Auckland professional caught with 6000 objectionable images
An Auckland professional caught with thousands of images of child sex abuse has escaped a jail sentence after threatening suicide.
The 50-year-old man also received permanent name suppression after appearing for sentencing at the Auckland District Court on Wednesday, the orders so far ranging that the nature of his work also cannot be revealed.
Despite counsel for the Department of Internal Affairs asking for a jail sentence to reflect the seriousness of the offence and its aggravating features, Judge Philippa Cunningham took seriously the man's threats in recent weeks to commit suicide.
He had gone so far as to check whether his life insurance policy covered suicide so that his family, particularly his teenage children, wouldn't suffer financially in the wake of his death, Judge Cunningham said.
The man earlier pleaded guilty to one charge of possessing objectionable material.
According to a summary of facts the man had compiled a significant catalogue of child abuse images on his personal computer, numbering 6063 videos and still images, collected over a two year period.
So appalling was the nature of the abuse that Judge Cunningham told the court she had decided not to view the images, and had simply taken at face value a description of the contents.
The images were discovered during an acrimonious split with the man's now ex-wife. She had taken the computer and had it forensically examined because she wanted information about his finances, but the images were discovered instead.

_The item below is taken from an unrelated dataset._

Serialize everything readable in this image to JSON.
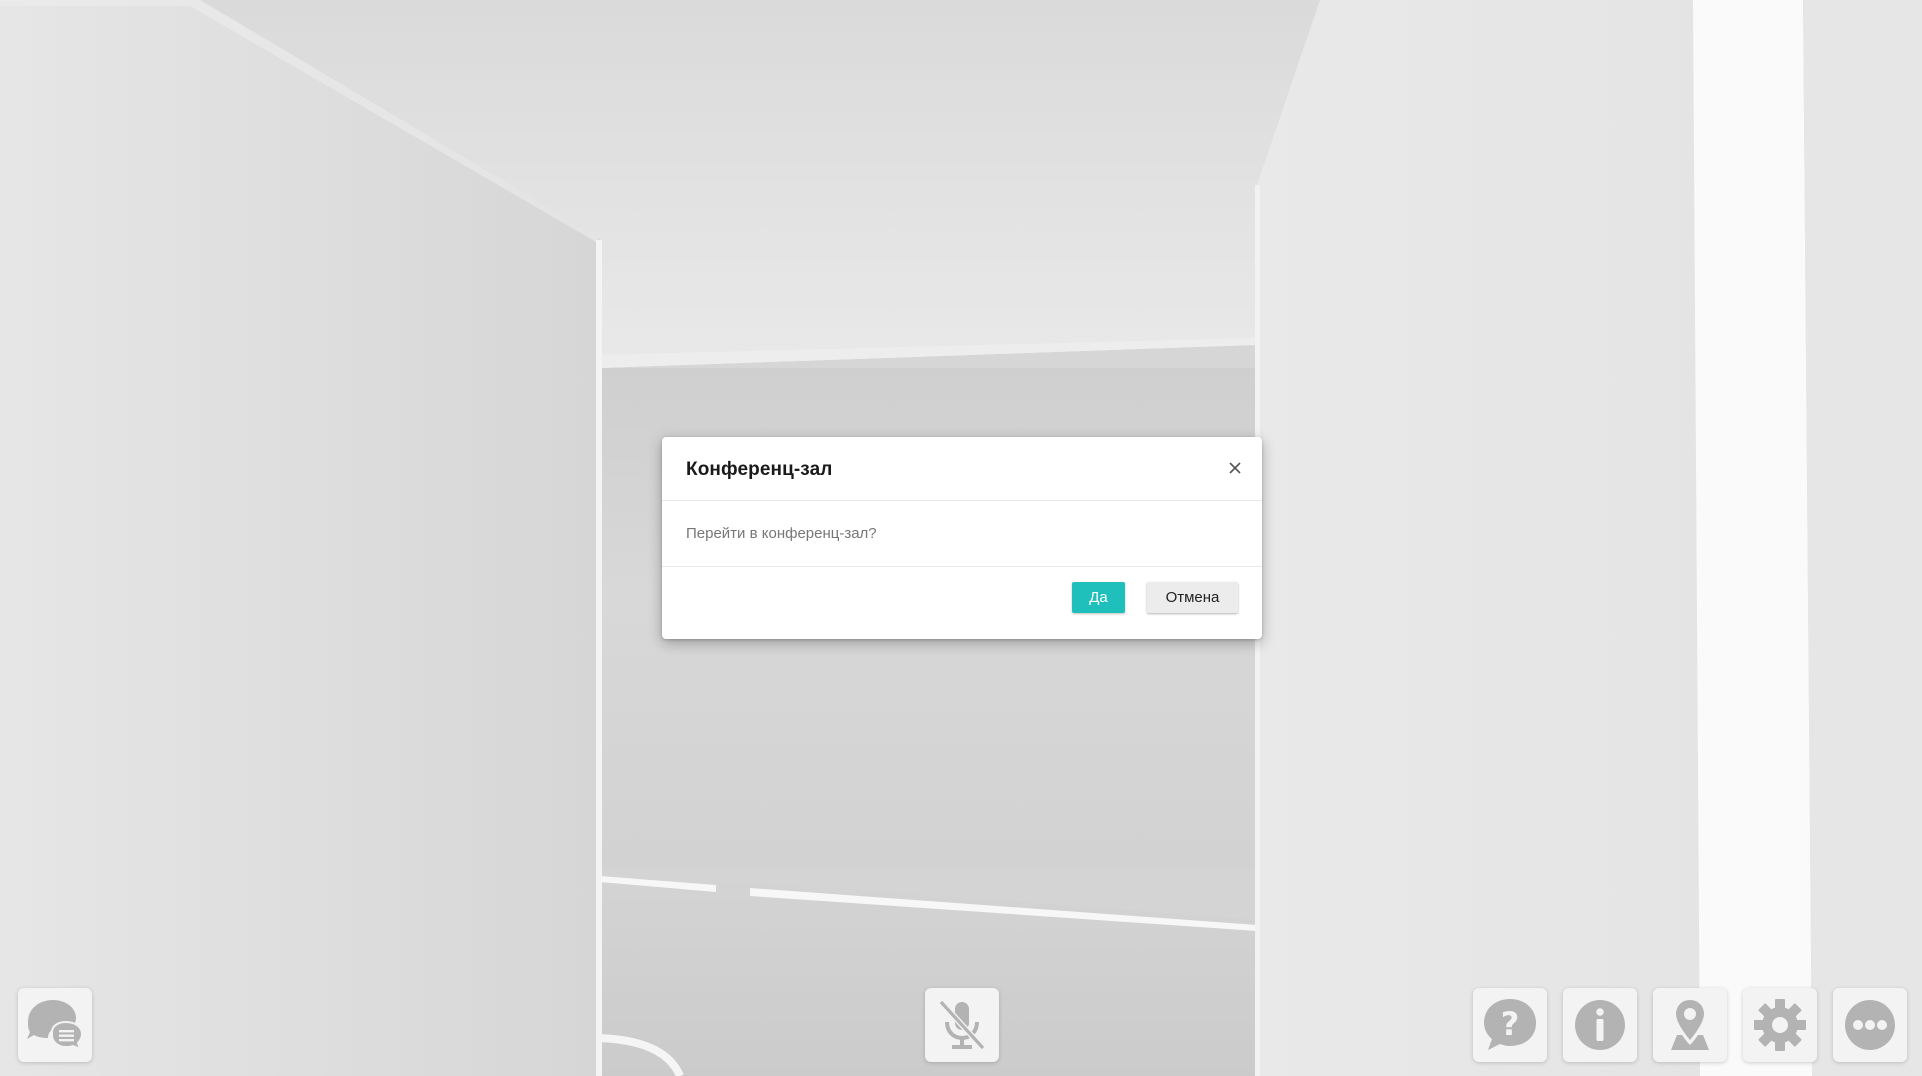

Immediately after they were found he sought help and had been having intensive therapy ever since, the defendant's lawyer Peter Winter said.
Although prosecutors advocated for a custodial sentence, Winter argued that a sentence of home detention was more appropriate so that he could continue his rehabilitation.
Testimony from the man's psychologist said the man had an intense fear of being sent to prison, and was fearful of his safety should he be incarcerated.
He had developed depression as a result and in recent weeks had expressed suicidal ideation, Winter said.
Judge Cunningham agreed the man had taken significant steps to address his offending and had expressed ongoing remorse and understanding of his behaviour, which was said to be the result of an obsessive compulsive disorder.
He had been open with his friends, family and employer about his conviction, and his workplace had agreed to continue his employment if the court allowed it.
Judge Cunningham sentenced him to seven months home detention and 100 hours community work, suggesting that he make a donation to an organisation dedicated to stopping child exploitation, as a token of his remorse.
The conditions of his detention prevented him from spending time alone with people under the age of 16, and from using a device that could access the internet.
Judge Cunningham also imposed permanent name suppression, including details of the man's job, to not only protect him but his children.
"Every new day is going to be a better day," she told the man as he left court.